● **Assignment**
As the answer, give every line of the records that includes the word "Phản".

Top of Data to process

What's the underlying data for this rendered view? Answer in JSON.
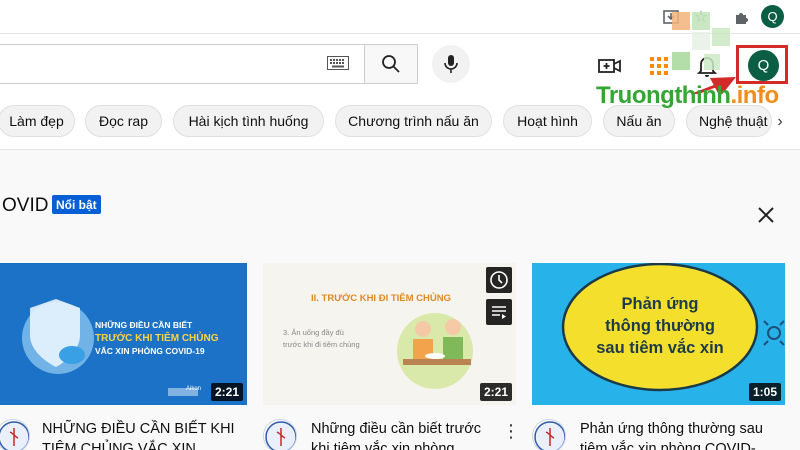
{
  "browser": {
    "profile_initial": "Q"
  },
  "masthead": {
    "search_placeholder": "",
    "avatar_initial": "Q"
  },
  "watermark": {
    "part1": "Truongthinh",
    "part2": ".info"
  },
  "chips": [
    {
      "label": "Làm đẹp"
    },
    {
      "label": "Đọc rap"
    },
    {
      "label": "Hài kịch tình huống"
    },
    {
      "label": "Chương trình nấu ăn"
    },
    {
      "label": "Hoạt hình"
    },
    {
      "label": "Nấu ăn"
    },
    {
      "label": "Nghệ thuật"
    }
  ],
  "shelf": {
    "title": "OVID",
    "badge": "Nổi bật"
  },
  "videos": [
    {
      "title_line1": "NHỮNG ĐIỀU CẦN BIẾT KHI",
      "title_line2": "TIÊM CHỦNG VẮC XIN",
      "duration": "2:21",
      "thumb": {
        "line1": "NHỮNG ĐIỀU CẦN BIẾT",
        "line2": "TRƯỚC KHI TIÊM CHỦNG",
        "line3": "VẮC XIN PHÒNG COVID-19",
        "brand": "Aikon"
      }
    },
    {
      "title_line1": "Những điều cần biết trước",
      "title_line2": "khi tiêm vắc xin phòng",
      "duration": "2:21",
      "thumb": {
        "heading": "II. TRƯỚC KHI ĐI TIÊM CHỦNG",
        "sub1": "3. Ăn uống đầy đủ",
        "sub2": "trước khi đi tiêm chủng"
      }
    },
    {
      "title_line1": "Phản ứng thông thường sau",
      "title_line2": "tiêm vắc xin phòng COVID-",
      "duration": "1:05",
      "thumb": {
        "line1": "Phản ứng",
        "line2": "thông thường",
        "line3": "sau tiêm vắc xin"
      }
    }
  ],
  "colors": {
    "avatar": "#0b5e44",
    "badge": "#065fd4",
    "highlight": "#d42a2a",
    "watermark_green": "#35a534",
    "watermark_orange": "#f28c1b"
  }
}
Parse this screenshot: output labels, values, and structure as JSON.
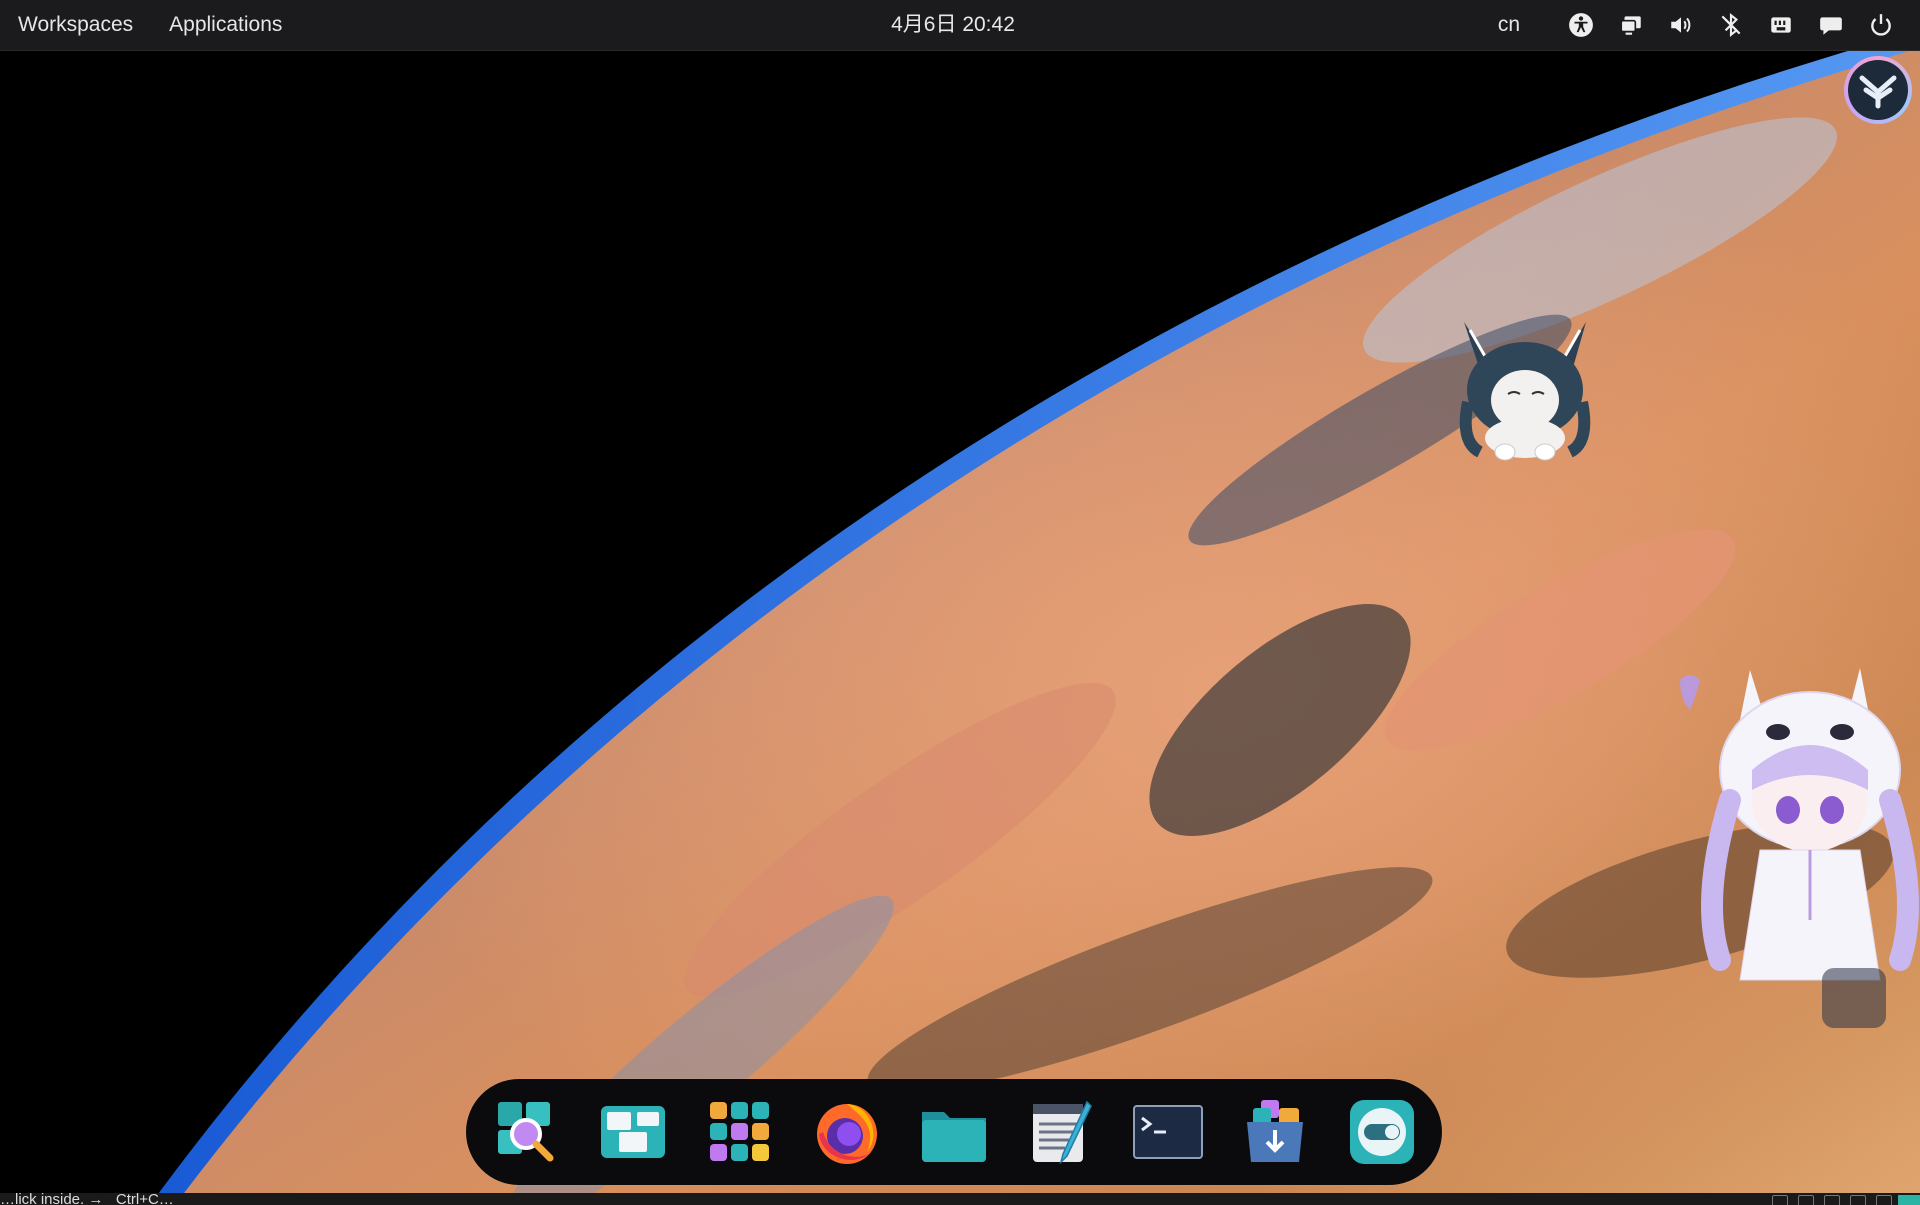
{
  "topbar": {
    "workspaces_label": "Workspaces",
    "applications_label": "Applications",
    "clock": "4月6日 20:42",
    "input_method": "cn",
    "tray_icons": [
      "accessibility-icon",
      "display-icon",
      "volume-icon",
      "bluetooth-off-icon",
      "network-wired-icon",
      "chat-icon",
      "power-icon"
    ]
  },
  "dock": {
    "items": [
      {
        "name": "search-app-icon"
      },
      {
        "name": "window-overview-icon"
      },
      {
        "name": "app-grid-icon"
      },
      {
        "name": "firefox-icon"
      },
      {
        "name": "files-folder-icon"
      },
      {
        "name": "text-editor-icon"
      },
      {
        "name": "terminal-icon"
      },
      {
        "name": "software-installer-icon"
      },
      {
        "name": "toggle-settings-icon"
      }
    ]
  },
  "bottom_strip": {
    "text": "…lick inside. →_ Ctrl+C…"
  },
  "colors": {
    "topbar_bg": "#1b1b1d",
    "dock_bg": "#0b0b0d",
    "accent_teal": "#2bb3a3"
  }
}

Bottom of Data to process

● **Problem solution**
      "title_line1": "Phản ứng thông thường sau",
        "line1": "Phản ứng",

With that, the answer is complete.